Here is the game for you to enjoy.

Archive for March, 2013

To analyse or not to analyse, that is the question. I had a interesting lesson with the Chess Kids Super Group yesterday. We were looking at a game between a 2700 grandmaster and a 2050 player who was trying very hard to set up a solid position and not lose. He even ended up just moving his King backwards and forwards as if to say “Come and get me!”

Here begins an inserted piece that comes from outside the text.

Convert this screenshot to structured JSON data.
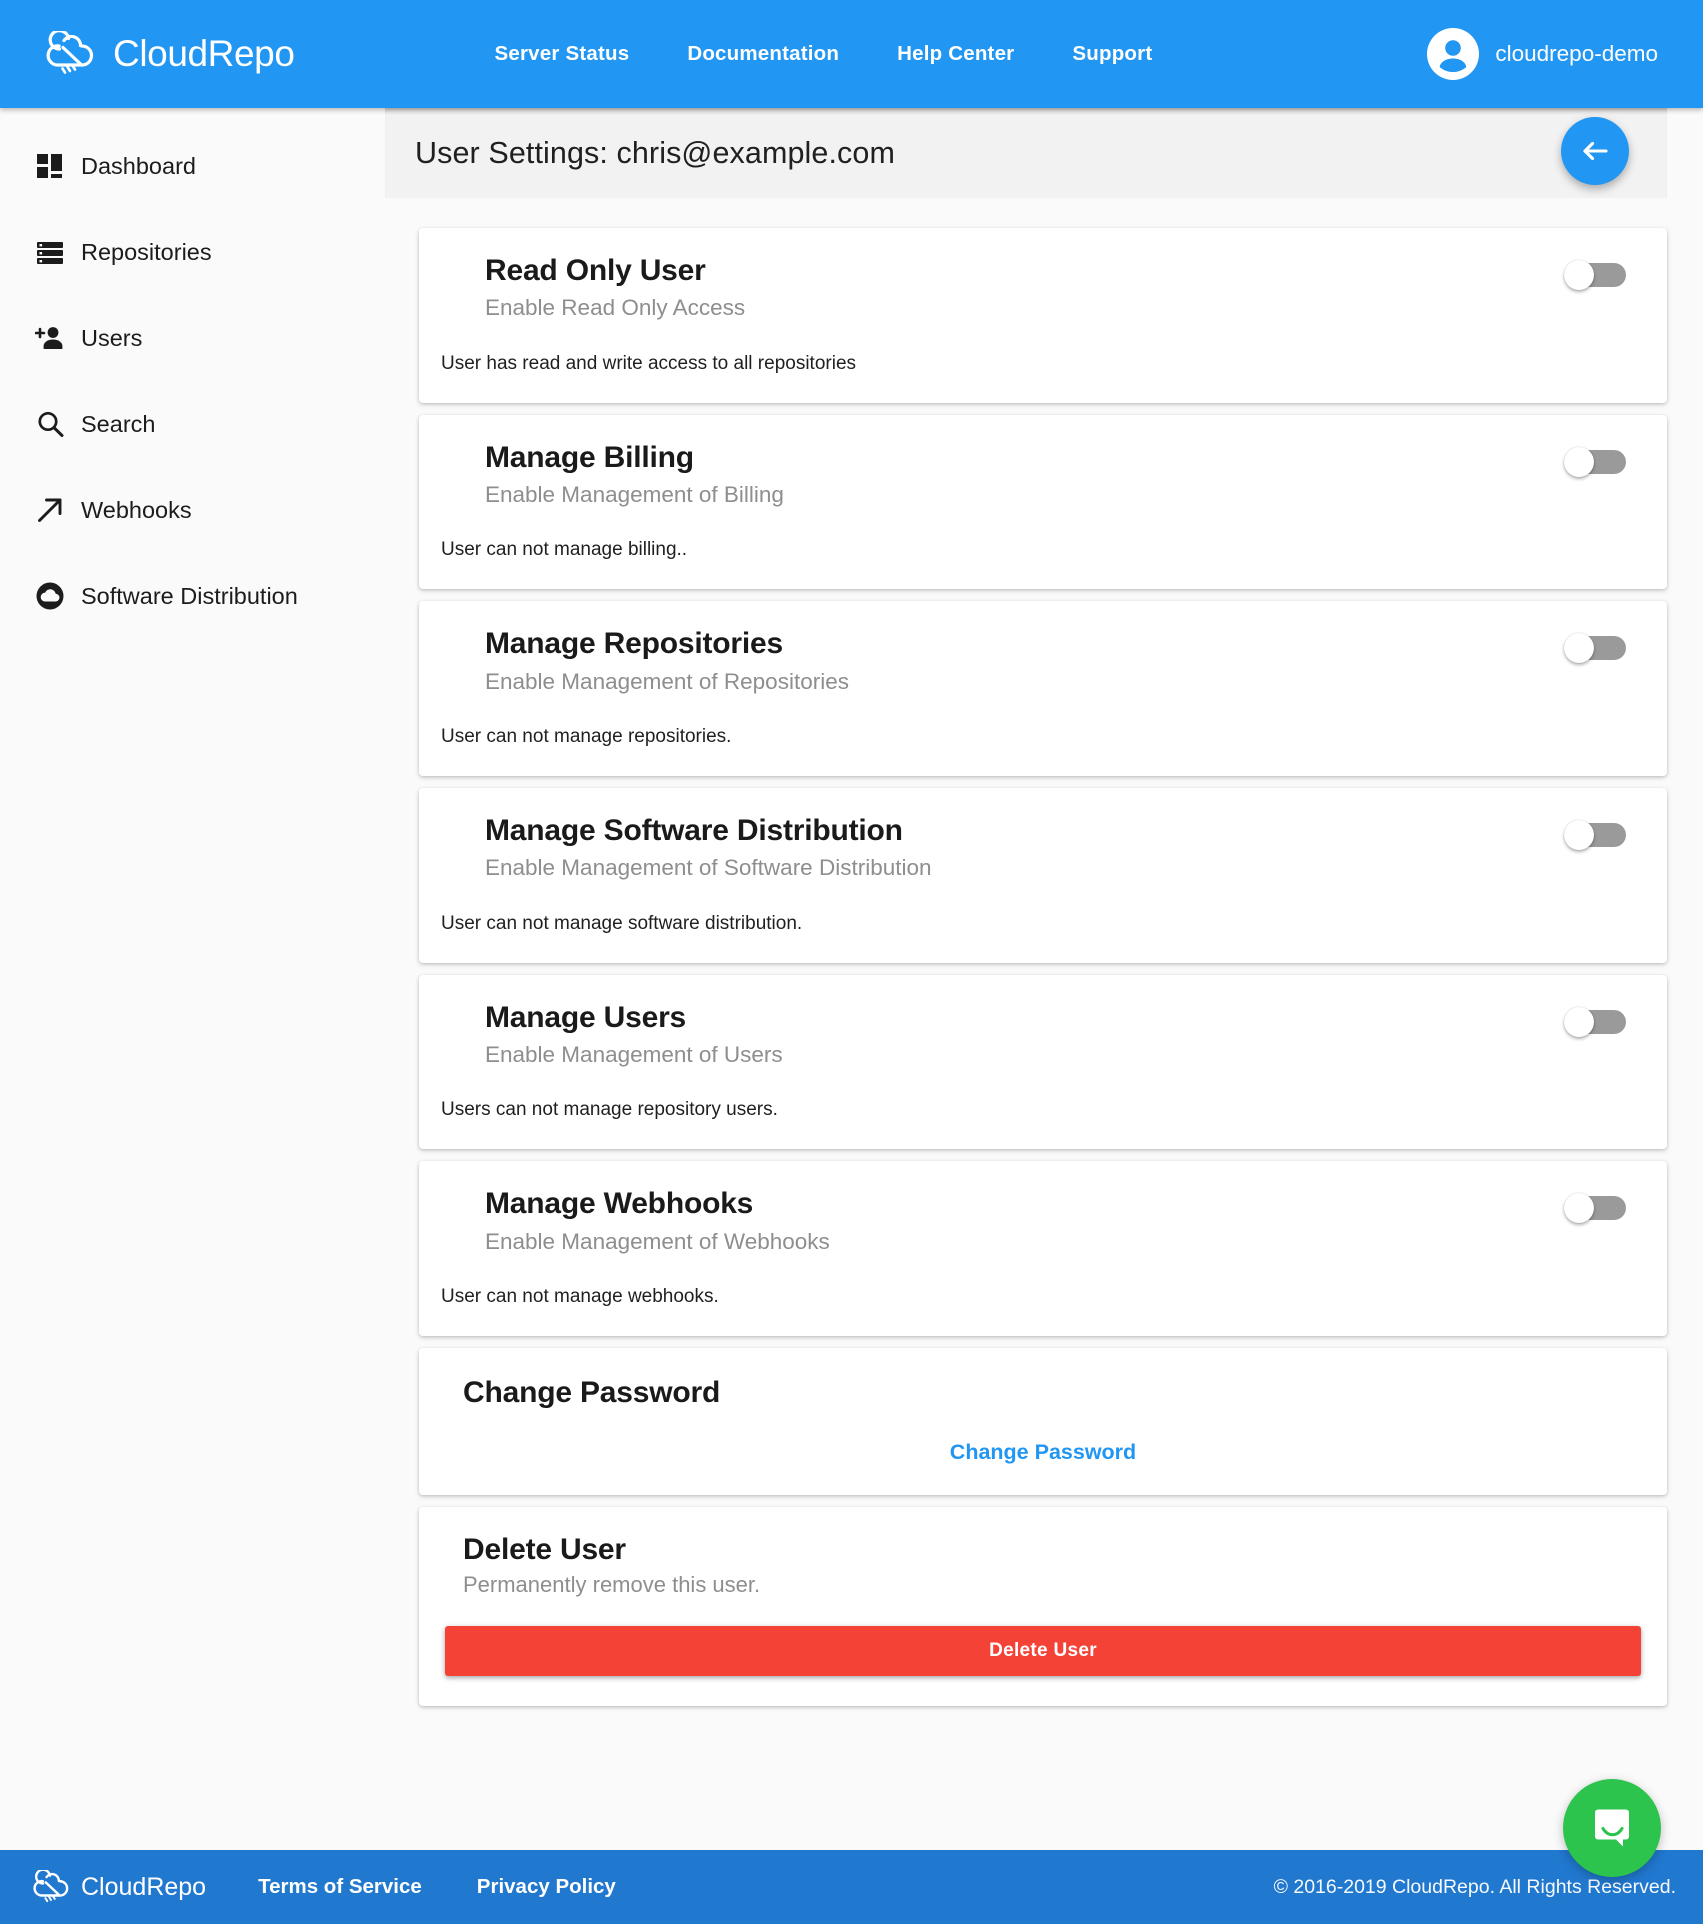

Our squad had to guess the moves of the grandmaster and work out a way to overcome the solid defence of their opponent. At the start our guesses did not go well. Some of the kids were trying to attack! Some were analysing variations and could not make up their minds. In the end I had to scream out “Stop attacking!” “Stop analysing!” Just find a little move that improves your position and wait. That’s what I like to do. You can move quickly, just improve your position a little bit, and take your time. Eventually they got the hang of it and started to pick the moves of the grandmaster who controlled an open file but otherwise the position was pretty level. In this sort of game you win not by analysing, but by coming up with an idea. An idea that improves your position and places your opponent under pressure. Eventually he will collapse.

Let me show you how this works by means of today’s puzzle. You can try to solve the puzzle by analysing variations or you can try to solve it by coming up with an idea. See which works best for you.